Now maybe, it’s a bigger issue. Your spouse has just said something nasty to you. And you take note of all those angry symptoms. You de-escalate what is going on in your body. And you are able to calm your spouse and have a reasonable conversation. You save yourself from all kinds of negative physical symptoms, and you keep from having an argument that could have significant negative effects on your relationship.
You’re happy. You are sitting on a park bench. Your child is playing nicely with a friend. The sky is clear, and there is a lovely breeze. You’re drinking a good cup of coffee and enjoying a real conversation with your friend, the mother of the other child. Freeze it in your mind. Take in all the pleasant things that are going on in the moment and truly acknowledge it. How often do we take these nice moments for granted and let the aggravating little moments eat at us? If you allow yourself to enjoy the positive moments, the negative moments won’t have as much of an impact.
Think of a wedding, a great party or a night out with your buddies.

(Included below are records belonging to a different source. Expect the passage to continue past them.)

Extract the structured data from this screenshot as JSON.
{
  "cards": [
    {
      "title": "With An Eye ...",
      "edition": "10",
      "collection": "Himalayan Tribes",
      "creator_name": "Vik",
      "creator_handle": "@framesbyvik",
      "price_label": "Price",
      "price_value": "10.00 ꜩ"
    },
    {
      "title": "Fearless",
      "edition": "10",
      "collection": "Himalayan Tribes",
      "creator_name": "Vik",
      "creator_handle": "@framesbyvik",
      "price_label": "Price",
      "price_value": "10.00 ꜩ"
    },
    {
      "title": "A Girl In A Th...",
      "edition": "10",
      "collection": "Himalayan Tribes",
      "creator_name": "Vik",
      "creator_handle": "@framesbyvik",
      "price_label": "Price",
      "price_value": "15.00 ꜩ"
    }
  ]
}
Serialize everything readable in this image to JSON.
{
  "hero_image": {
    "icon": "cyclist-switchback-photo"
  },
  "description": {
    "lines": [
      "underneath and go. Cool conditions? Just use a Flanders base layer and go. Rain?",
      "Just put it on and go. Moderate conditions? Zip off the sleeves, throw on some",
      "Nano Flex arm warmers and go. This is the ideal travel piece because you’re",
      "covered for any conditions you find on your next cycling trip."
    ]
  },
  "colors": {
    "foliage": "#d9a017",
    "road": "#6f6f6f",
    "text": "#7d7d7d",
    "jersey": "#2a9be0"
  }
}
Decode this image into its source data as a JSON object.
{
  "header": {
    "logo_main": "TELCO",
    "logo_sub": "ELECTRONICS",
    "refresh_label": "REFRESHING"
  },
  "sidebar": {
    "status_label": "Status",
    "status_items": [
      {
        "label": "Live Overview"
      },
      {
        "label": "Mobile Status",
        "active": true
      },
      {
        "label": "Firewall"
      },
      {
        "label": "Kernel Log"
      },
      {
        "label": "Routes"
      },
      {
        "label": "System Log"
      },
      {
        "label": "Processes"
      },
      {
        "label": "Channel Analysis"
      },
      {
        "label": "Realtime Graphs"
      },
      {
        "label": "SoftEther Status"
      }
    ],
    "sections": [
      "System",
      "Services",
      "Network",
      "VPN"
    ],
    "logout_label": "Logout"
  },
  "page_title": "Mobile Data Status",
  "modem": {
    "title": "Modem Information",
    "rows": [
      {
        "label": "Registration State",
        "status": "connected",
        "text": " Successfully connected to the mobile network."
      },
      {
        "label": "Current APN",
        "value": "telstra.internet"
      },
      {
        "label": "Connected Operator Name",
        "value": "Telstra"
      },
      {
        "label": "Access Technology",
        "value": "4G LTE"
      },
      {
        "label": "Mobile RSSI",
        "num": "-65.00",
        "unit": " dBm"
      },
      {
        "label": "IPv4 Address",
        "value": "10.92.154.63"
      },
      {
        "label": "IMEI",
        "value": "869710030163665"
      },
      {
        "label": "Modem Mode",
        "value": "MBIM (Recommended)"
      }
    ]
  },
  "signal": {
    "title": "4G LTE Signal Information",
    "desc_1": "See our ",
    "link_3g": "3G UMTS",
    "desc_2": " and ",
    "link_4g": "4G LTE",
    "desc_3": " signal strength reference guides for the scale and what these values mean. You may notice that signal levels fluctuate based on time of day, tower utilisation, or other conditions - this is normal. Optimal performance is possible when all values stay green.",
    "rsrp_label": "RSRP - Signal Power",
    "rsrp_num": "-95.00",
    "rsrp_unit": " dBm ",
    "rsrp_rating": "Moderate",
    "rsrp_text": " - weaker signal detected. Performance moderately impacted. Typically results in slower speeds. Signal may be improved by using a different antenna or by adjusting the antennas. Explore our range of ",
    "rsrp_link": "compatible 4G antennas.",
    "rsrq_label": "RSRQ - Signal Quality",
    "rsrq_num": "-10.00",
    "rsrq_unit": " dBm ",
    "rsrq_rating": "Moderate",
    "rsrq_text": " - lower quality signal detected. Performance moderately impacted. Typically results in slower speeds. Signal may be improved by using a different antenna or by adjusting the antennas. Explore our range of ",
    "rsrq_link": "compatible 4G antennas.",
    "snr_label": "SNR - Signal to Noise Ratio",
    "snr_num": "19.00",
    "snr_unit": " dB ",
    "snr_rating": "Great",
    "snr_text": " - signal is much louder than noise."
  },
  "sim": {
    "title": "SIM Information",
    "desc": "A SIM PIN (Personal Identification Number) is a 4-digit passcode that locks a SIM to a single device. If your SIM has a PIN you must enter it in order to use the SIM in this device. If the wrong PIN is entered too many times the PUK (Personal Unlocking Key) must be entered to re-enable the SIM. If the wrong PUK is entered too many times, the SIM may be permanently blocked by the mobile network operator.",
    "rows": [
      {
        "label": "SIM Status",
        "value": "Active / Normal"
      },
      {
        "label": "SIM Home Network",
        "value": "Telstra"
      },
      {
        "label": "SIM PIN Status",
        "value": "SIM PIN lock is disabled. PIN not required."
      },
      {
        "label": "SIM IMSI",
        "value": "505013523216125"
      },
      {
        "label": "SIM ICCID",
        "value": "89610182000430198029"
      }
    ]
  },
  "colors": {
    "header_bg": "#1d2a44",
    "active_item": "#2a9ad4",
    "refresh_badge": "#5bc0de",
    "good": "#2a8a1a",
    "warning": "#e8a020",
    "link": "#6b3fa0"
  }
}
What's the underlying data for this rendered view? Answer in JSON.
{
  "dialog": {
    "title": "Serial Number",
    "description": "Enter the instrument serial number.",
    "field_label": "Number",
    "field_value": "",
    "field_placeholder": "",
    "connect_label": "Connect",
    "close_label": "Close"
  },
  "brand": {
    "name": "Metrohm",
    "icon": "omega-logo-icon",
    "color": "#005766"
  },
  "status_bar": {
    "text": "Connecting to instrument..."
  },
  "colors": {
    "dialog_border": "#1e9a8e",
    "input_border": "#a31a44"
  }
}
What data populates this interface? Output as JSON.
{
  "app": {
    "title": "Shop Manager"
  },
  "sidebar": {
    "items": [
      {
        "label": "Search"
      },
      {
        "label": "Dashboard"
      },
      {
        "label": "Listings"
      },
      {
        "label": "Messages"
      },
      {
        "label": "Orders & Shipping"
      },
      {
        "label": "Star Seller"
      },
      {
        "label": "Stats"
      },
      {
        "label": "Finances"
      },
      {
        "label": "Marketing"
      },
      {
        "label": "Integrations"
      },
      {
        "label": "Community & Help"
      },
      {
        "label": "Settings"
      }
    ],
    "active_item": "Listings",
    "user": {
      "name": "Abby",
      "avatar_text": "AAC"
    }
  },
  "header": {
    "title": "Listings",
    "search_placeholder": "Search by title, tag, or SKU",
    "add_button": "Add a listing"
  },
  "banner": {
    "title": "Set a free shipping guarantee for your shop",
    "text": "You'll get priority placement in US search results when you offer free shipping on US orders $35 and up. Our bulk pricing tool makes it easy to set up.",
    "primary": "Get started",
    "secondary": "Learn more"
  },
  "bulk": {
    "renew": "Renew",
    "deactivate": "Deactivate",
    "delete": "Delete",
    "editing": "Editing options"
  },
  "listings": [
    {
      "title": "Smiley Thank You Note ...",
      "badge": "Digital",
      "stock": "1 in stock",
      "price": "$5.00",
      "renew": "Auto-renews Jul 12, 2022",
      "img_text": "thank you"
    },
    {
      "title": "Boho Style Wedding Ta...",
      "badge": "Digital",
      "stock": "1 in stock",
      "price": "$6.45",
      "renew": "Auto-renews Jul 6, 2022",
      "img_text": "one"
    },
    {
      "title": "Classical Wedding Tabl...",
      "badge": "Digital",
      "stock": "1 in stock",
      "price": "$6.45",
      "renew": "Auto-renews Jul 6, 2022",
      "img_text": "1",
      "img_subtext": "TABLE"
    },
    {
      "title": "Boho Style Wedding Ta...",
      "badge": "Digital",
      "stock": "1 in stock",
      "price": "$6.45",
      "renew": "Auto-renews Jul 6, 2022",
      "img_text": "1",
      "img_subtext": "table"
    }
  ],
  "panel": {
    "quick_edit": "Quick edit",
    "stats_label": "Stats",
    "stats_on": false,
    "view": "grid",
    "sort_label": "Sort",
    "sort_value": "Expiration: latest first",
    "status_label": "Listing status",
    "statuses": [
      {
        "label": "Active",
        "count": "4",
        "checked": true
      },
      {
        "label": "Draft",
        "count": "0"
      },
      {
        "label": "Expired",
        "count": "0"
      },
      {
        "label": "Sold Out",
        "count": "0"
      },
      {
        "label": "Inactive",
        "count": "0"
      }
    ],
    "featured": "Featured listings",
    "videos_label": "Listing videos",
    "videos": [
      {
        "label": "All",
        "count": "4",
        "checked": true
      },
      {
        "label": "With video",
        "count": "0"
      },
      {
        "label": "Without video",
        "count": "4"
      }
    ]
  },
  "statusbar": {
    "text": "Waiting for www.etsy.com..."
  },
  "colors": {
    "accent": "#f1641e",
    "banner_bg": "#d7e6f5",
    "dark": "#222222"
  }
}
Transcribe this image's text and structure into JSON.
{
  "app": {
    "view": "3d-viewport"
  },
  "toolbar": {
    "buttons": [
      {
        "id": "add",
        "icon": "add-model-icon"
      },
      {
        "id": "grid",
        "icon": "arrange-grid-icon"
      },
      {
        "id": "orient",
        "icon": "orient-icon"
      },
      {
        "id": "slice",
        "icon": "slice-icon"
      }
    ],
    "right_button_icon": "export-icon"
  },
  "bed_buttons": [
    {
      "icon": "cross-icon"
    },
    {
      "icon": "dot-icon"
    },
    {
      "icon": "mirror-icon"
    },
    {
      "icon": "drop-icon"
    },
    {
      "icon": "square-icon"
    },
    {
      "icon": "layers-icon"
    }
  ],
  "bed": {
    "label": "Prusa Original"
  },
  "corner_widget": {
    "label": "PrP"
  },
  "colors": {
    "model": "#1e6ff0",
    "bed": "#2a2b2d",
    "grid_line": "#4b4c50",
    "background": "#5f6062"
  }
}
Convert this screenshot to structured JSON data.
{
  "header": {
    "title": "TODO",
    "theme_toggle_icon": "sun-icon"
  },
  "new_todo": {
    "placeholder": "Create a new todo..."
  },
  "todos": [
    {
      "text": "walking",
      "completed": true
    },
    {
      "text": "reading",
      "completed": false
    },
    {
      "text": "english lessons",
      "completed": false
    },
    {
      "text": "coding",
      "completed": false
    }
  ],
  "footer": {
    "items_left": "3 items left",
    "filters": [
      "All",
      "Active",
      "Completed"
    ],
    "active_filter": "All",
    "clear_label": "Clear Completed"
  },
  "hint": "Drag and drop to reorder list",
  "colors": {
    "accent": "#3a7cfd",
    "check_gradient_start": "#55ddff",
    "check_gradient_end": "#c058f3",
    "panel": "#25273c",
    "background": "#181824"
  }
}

How often you stop and really take it all in? Use all your senses and lock those moments into your memory as they are happening!!!
You’re sad. Yep. Even when you’re sad, this is a good practice. Feel your tears. Think clearly about what is making you sad, before you try to cure it or make it better. Allow yourself to be sad in the moment, but be aware, if you are not able to lift that sadness after a time you feel is reasonable. Again, it is being aware of the physical effects of an emotion, so you can deal with them, not allow them to overtake you.
Mindfulness is particularly helpful, when you are grieving. It is okay to feel the grief – to allow yourself to cry and remember and mourn. Many of us try to brush those feelings away, but it is important to allow ourselves to honor our lost loved one. If you don’t grieve, when a loss occurs, you will carry the negative parts with you for a very long time.
Hold on a second! This all sounds so simple. I know. It’s not. It takes practice. It takes turning on your brain at times when it is often off! But it’s worth it. And it gets easier – and oh so worth it.